Back in the eighties, before becoming a producer, Chris played Bryce Lynch, the teenage-nerd inventor of Max Headroom, which as far as I’m concerned is one of the most important seminal cyberpunk roles out there. So having Bryce Lynch up there, hacking on his antique computer and CRT, USING METHANE POWER, OUTDOORS, in something that’s arguably close to an APOCALYPTIC WASTELAND? That’s about as close as it’s possible to get to cyberpunk in real life. Sheesh! I’m amazed we didn’t all come home with spiky mohawks, laser goggles, and motorcycle-tire epaulets.

I’m grateful to Bob Watts for the tour.
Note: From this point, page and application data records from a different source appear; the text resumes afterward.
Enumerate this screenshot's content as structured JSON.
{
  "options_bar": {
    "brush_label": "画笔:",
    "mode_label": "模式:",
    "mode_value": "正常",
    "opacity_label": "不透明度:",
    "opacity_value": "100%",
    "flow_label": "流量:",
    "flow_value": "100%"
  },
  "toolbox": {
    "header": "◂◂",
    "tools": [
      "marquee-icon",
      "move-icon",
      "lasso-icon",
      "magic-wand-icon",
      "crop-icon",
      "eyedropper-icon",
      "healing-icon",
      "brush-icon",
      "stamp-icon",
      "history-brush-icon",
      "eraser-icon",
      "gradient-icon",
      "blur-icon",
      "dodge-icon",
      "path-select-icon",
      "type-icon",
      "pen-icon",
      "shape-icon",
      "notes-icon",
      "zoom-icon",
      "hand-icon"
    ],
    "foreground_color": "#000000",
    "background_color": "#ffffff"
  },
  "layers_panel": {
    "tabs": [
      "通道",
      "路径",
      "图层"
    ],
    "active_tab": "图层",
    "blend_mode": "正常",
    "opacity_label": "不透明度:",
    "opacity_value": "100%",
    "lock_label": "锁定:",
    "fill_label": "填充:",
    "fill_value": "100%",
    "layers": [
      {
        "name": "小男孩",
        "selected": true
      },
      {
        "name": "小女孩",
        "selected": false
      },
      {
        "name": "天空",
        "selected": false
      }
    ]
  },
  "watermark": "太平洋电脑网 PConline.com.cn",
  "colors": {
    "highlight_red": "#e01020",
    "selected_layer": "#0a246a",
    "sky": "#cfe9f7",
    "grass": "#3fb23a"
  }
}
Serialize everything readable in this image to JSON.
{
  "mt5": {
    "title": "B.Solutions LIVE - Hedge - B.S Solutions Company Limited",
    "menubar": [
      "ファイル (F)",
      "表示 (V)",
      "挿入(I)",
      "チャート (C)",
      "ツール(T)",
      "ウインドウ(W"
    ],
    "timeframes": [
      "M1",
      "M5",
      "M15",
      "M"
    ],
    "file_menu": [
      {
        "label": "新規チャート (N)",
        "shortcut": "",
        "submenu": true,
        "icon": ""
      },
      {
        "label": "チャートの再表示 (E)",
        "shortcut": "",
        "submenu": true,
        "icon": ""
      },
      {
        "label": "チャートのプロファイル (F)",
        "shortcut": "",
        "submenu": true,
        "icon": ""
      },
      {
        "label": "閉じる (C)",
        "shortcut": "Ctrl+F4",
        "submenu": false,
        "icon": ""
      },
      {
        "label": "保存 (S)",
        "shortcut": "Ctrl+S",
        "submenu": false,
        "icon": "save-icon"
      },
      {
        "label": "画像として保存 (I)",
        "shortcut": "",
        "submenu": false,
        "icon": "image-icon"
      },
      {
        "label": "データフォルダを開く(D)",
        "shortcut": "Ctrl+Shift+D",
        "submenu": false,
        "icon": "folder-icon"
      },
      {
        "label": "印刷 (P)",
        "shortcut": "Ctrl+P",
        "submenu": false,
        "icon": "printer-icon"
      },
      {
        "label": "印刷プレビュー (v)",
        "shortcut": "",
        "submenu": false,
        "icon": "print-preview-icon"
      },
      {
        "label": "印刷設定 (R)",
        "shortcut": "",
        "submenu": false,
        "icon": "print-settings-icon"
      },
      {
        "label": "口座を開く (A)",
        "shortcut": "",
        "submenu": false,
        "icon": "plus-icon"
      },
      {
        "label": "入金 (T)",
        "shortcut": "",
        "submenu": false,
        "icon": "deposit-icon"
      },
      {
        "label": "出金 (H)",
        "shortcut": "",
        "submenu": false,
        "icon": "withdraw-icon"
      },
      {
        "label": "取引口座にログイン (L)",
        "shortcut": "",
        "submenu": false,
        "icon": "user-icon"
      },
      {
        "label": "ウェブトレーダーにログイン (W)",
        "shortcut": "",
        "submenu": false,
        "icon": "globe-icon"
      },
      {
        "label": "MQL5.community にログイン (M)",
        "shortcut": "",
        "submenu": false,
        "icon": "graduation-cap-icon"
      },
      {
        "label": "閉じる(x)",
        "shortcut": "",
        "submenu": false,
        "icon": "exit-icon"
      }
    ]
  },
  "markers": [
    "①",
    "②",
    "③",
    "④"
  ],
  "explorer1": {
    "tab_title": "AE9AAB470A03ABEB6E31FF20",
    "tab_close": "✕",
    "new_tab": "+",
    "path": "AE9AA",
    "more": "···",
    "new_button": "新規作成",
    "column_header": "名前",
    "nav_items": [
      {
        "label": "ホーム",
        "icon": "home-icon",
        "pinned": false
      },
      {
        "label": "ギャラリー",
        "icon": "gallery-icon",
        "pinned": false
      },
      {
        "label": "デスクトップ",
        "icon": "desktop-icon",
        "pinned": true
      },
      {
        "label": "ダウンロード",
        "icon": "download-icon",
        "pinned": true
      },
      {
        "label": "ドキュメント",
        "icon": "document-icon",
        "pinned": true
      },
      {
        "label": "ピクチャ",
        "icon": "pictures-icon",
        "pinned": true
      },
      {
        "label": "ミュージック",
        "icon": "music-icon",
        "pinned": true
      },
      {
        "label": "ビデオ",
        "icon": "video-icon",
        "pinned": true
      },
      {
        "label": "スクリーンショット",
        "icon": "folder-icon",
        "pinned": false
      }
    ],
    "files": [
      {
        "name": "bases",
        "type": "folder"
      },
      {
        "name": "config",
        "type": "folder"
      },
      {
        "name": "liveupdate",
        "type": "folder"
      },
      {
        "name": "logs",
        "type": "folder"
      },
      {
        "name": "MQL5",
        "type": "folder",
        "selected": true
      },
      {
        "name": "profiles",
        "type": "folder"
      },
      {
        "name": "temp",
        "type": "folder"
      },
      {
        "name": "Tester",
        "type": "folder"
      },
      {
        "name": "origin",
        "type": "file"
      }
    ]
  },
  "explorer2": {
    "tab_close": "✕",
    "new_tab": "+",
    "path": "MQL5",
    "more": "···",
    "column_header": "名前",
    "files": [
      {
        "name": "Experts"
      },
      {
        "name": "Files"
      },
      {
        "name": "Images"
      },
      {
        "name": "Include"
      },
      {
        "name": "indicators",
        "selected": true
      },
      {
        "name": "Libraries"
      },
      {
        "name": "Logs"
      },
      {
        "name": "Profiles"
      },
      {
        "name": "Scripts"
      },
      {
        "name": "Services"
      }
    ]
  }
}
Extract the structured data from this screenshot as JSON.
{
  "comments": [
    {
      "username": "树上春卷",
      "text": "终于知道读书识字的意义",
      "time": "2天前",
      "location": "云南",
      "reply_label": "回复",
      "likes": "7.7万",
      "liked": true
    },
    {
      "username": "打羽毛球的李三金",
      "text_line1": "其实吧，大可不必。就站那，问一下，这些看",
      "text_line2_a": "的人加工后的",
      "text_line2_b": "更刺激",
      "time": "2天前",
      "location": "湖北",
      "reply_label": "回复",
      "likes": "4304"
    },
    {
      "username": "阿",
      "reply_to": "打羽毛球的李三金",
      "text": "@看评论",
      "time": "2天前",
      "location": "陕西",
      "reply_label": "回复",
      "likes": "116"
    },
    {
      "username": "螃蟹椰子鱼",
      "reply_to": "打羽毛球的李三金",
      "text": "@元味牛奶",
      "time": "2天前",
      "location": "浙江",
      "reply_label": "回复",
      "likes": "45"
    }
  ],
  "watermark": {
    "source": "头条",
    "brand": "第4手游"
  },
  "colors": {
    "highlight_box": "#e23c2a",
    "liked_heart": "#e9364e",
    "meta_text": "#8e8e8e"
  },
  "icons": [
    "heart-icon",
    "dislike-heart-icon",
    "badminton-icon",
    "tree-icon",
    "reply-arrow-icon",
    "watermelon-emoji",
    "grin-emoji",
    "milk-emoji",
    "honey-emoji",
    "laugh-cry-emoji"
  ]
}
Lanchester is an interesting and amazing place, and if you want to learn about the waste chain, which is pretty damn short (your trash bag -> a truck -> the top of a hill in Honeybrook), and you want to see all sorts of amazing ways that Lanchester is trying to extract value from their waste, then by all means give them a call!

Coworkout at Lanchester Landfill

Iron Hill followup: IT’S A BARLEY PARTY

This morning, as we were getting coffee on Market street before going to the office, Kate and I noticed that the door was open at the Iron Hill brewery, steam was rising off the giant copper kettle, and something was being poured from a spout in the ceiling. So we stuck our head in.

Now, a friendly local microbrewery doesn’t mind if you wander through the open door with your morning coffee and ask "Hey, what are you guys doing today?"

A REALLY friendly local microbrewery lets you climb up on the ladder, stand on the platform, and look down into the hot kettle.

An AWESOME local microbrewery lets you stir the mash and make a pirate face, then takes a picture of you doing it with your own iPhone:

Stirring the grog! ARRR!


StirringI’m standing on a stainless-steel platform about five feet up, stirring barley as it’s poured into the brew kettle using a long auger that brings the ground grains from the grinder all the way in the back of the building (those augers usually move chickenfeed!)

I know there’s a correct name for what’s in the kettle: "Mash?" "Kibble?" "Proto-beer?"

Anyway, it looks and smells like oatmeal. Which is, I guess, because that’s exactly what it is (except with barley instead of oats!)

Larry Horwitz, Iron Hill’s friendly brewer pictured in my last blog post, says they’re making about 300 gallons of Hefeweizen in this tank.

It’s really cool seeing this beer being made. The kettle is huge, of course, but inside, it’s just, you know… food! There’s a really normal kitchen vibe — “Oh, yeah, that’s just barley! I’d eat that!” Kate and I are going to have to come back and try the beer sampler again.

Barley sack! While we were in the back looking at the barley grinder on our impromptu tour, Kate spotted a bunch of big woven-plastic sacks. “Oh yeah!” said Larry. “We go through about 100 of those a month. Do you want to take one with you?”

I can’t wait to see what Kate sews up with this graphically bold German sack.

Look out fellows, we’re all gonna be ETSY MILLIONAIRES! 🙂

Iron Hill followup: IT’S A BARLEY PARTY